I’ve spent a lot of time with the latest entry in the Rock Band series this week. Played dozens of tracks, played with friends, did the Career Mode. It’s more Rock Band, and that’s a good thing. Rock Band 4 is the latest entry in the Rock Band series, after a near five year hiatus. Now you can play it on your Xbox One or PS4. They’ve added some things, taken out some things, switched a few things up. And it’s all… fine. Everything is… well, fine.
2 deep 4 me, but like, in a good way.
I had to think for a little while how to go about writing this, and I’m still not really sure of all the details, but I do know for sure that if you have any interest in playing The Beginner’s Guide, the more information you have about it, the less enjoyable you’ll find the game. Let me take a paragraph or two to tell you about the game and you can see if it sounds like your sort of thing. Everything after the “read more” line and subsequent spoiler warnings should only be read by people who have played the game or have no intention of doing so. I’ll be including a gallery of screen shots, also not intended for people who are still hoping to experience the game. It’s just that due to the nature of the game, the screen shots tell too much for me to not include. Okay, let me try and tell you a little about this game.

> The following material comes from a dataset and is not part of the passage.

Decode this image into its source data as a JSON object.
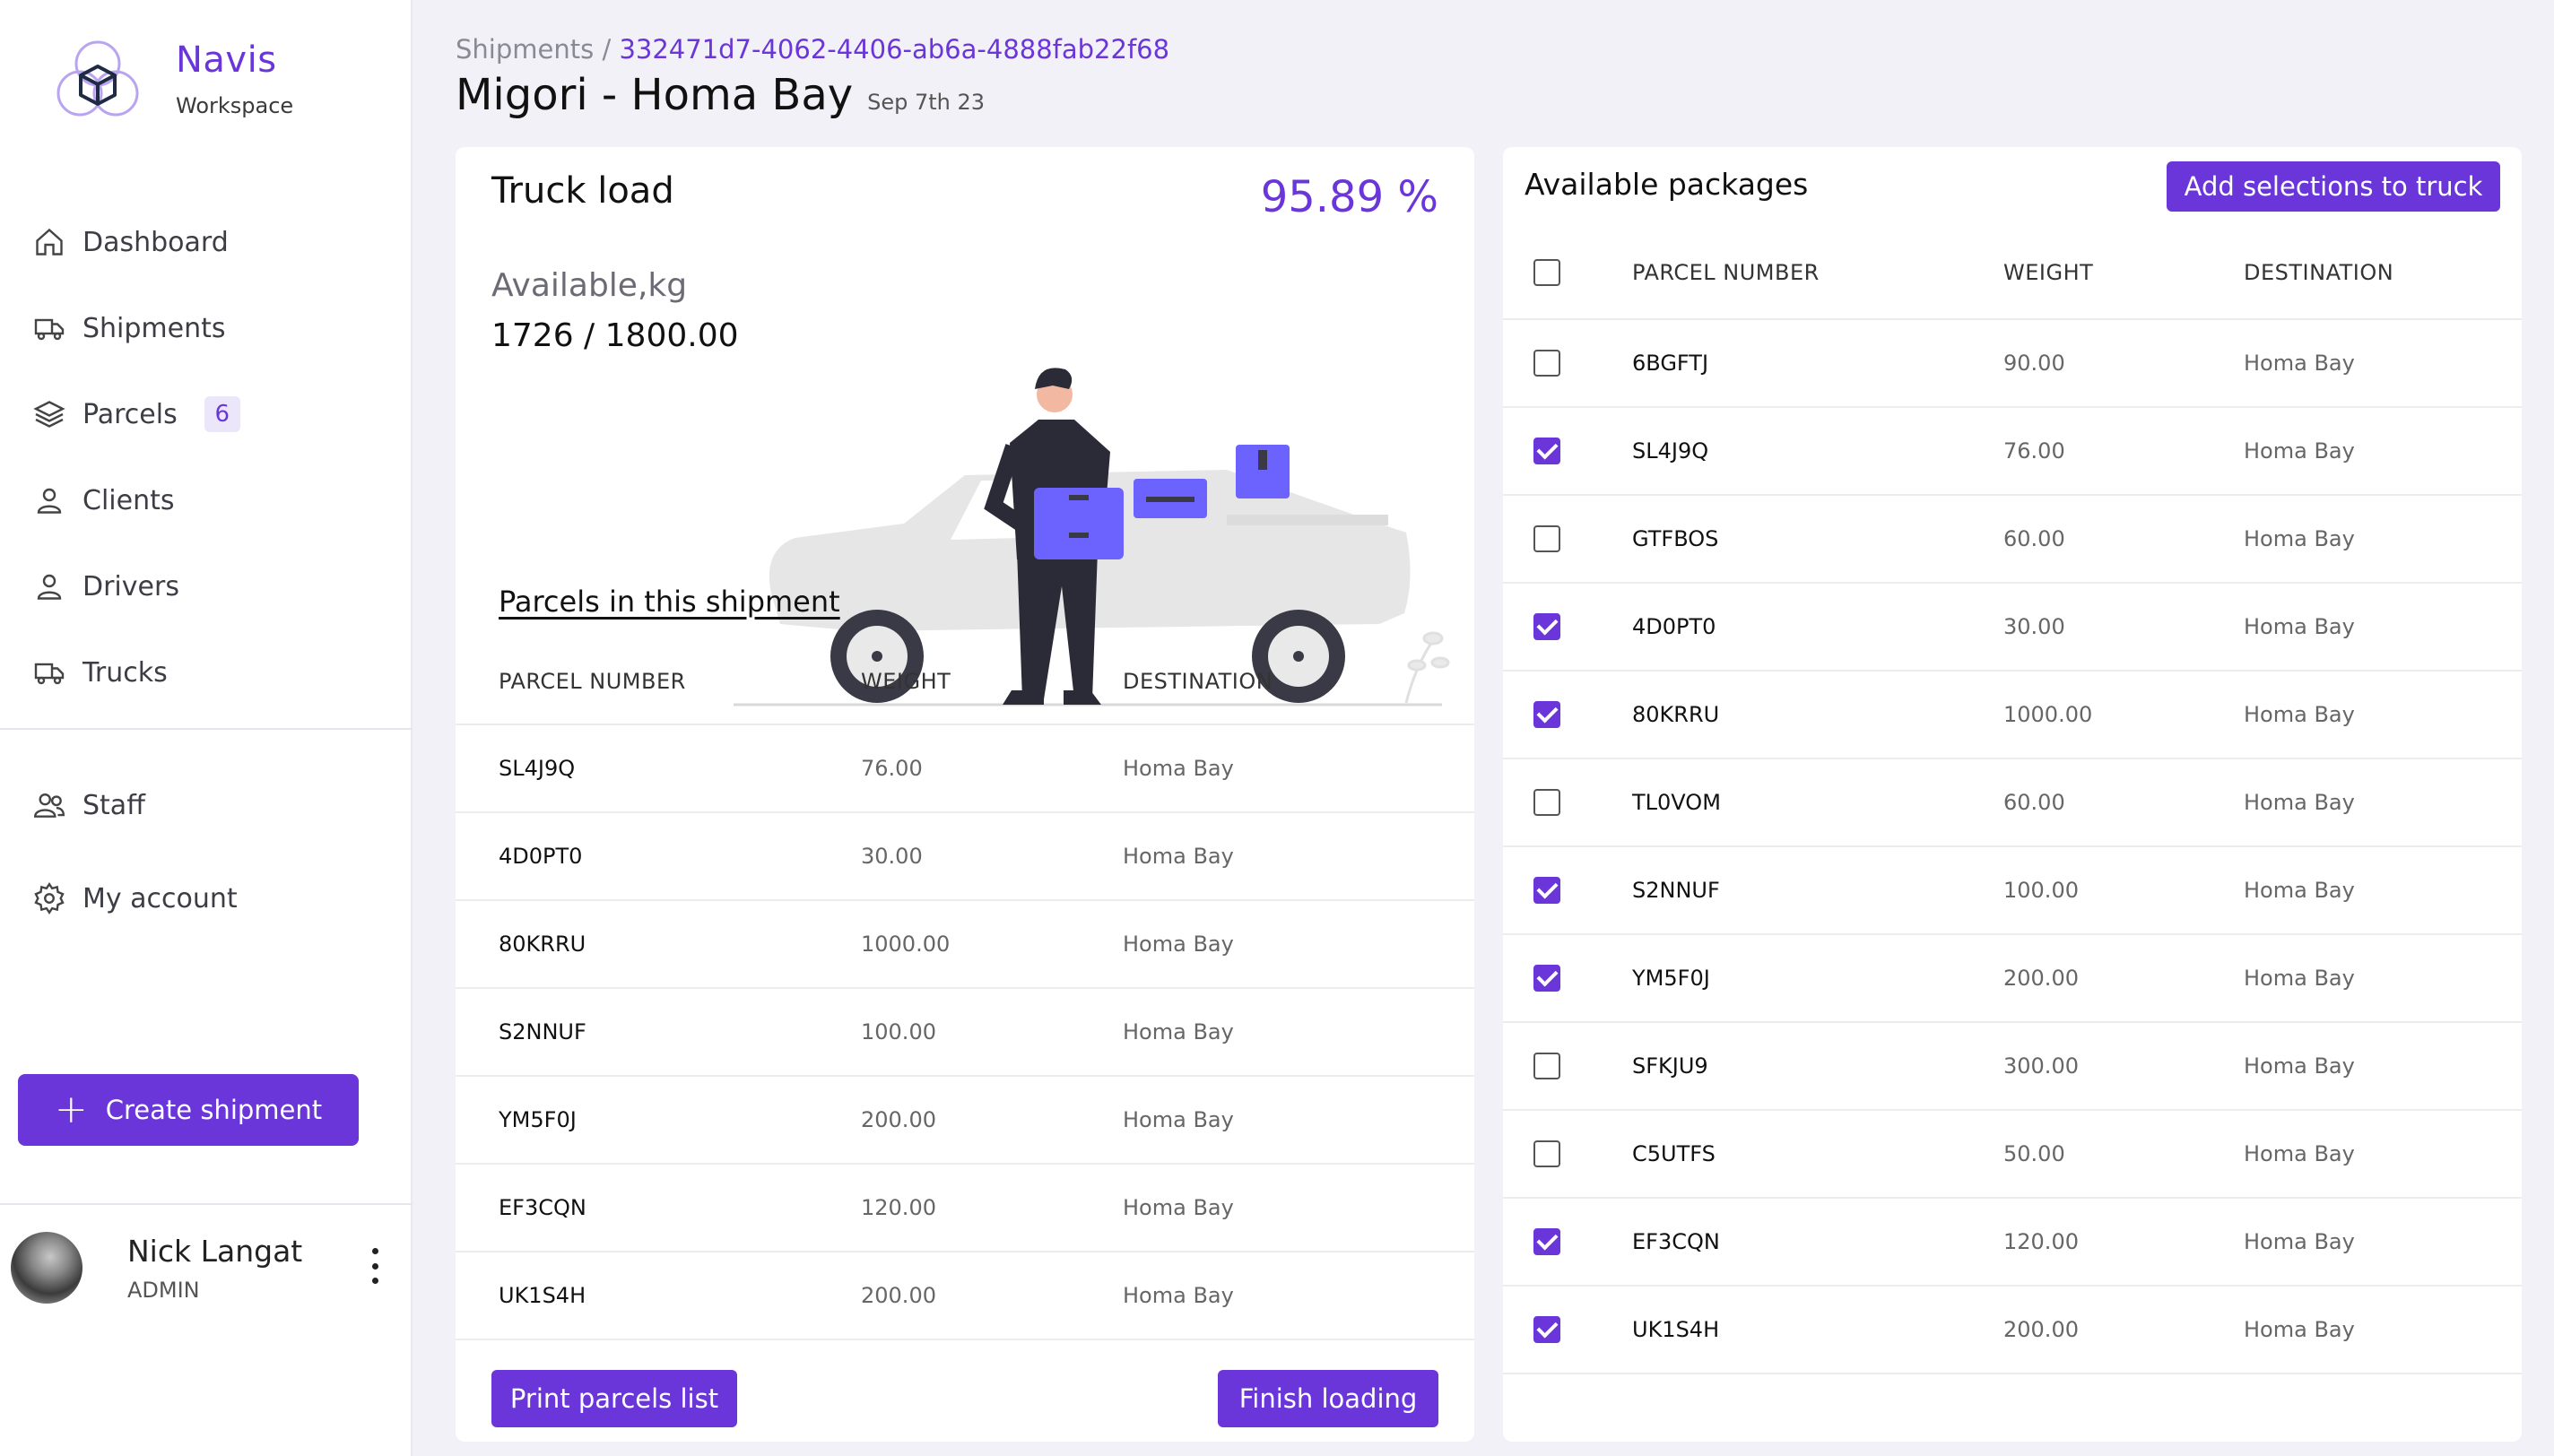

The Beginner’s Guide is a narrative-driven game, short and dense. It engages with the player, and asks something of them in a very personal way. The entire game is narrated by the creator, Davey Wredon, and as soon as the game begins, he connects with the player, through his honest tone, in a very intimate way. He tells you that he’s created this program to exhibit to you the video games created by a dear friend of his named Coda. Placed in what is a very convincingly crappy Counter-Strike map, listening to the narrator, the player forgets, for a moment, what is real. “This is a game,” they’ll tell themselves in response to the brief moment where they start to think that maybe they just really bought a game exhibition off of Steam. They’ll lift one of their headphones away from their ear, and look around the room to establish where reality ends and the game begins. What Davey Wredon has created for us is most certainly a game, but his presence in the narration blurs the line so well, that you’ll believe that Davey is speaking to you as a real person and not just a character.
There are no real goals or game play objectives in The Beginner’s Guide, you’re just along for an interactive ride. For fans of such narrative-driven, or to a lesser extent, “art games,” I think they will find this game is a very good example of those. This game does not waste your time. It tells you a story and takes you on a journey, and if that’s the sort of thing you enjoy, I think this game is for you. I do think, however, that some of the primary themes of this game are really difficult for many people to relate to. A certain amount of appreciation for video games and their creation is required to understand this game, and even being immersed in video games such as I am, I still felt that part of it was lost on me. Likewise, creation being used as an outlet is another theme this game explores heavily, another element I found going over my head, and I’m sure plenty of other people will have the same experience. I’m not going to tell you that I understand every symbol and deeper meaning of every part of this game, but I did enjoy it. Its story didn’t grab me like some games have in the past, because I had trouble relating with it, but The Beginner’s Guide made me feel things that video games normally do not. I’ll do my best to try and explain what I mean.
A game seemingly fell into my lap this past week. A little RPG, as it were. I read some things about it from various places; “Oh it’s pretty short.” “It’s charming.” “This reminds me of Earthbound.” “It’s got cool music.”
After spending some time with some really big, recent games these past few weeks, I was excited to check out something smaller in scope. Queue Undertale.
Lifeline is, well, an interesting game. Game is used lightly, here. Any gameplay presented is literally boiled down to two choices. At any given time. That’s it. The gameplay here is not the reason to keep with Lifeline. Lifeline is more accurately described as an interactive, real time choose your own adventure novel. But it’s one of the best experiences I’ve had so far this year.
Throwback Thursday is an article series where I, Bear, play one of those “old games” and then I write about what I thought of it. Sometimes it’ll be me talking about an old gem, or other times it may be a bargain bin game NES cart I got that I’ve never heard of before. But I’ll play it, tell you about it, and then the rest is up for grabs.
Gitaroo Man is a music and rhythm game for the PS2 developed by KOEI and iNiS. Original released in America in 2002, and it apparently was a very niche title, with KOEI not really producing that many copies of it back in the day.
Here we are. The classic, Super Mario RPG: The Legend of the Seven Stars. A game that a lot of us remember, myself included, as the Mario game we picked up when we were about six years old and we said, “What the fuck is this Mario?” and then as we kept playing it we said, “I like this Mario.” This is a game that I have touted as one of my favorite games of all time, claiming a coveted spot on the 3×3 back in 2013. I’ve played through it once again, looking at it with a critical eye only a bear could have. Does it hold up?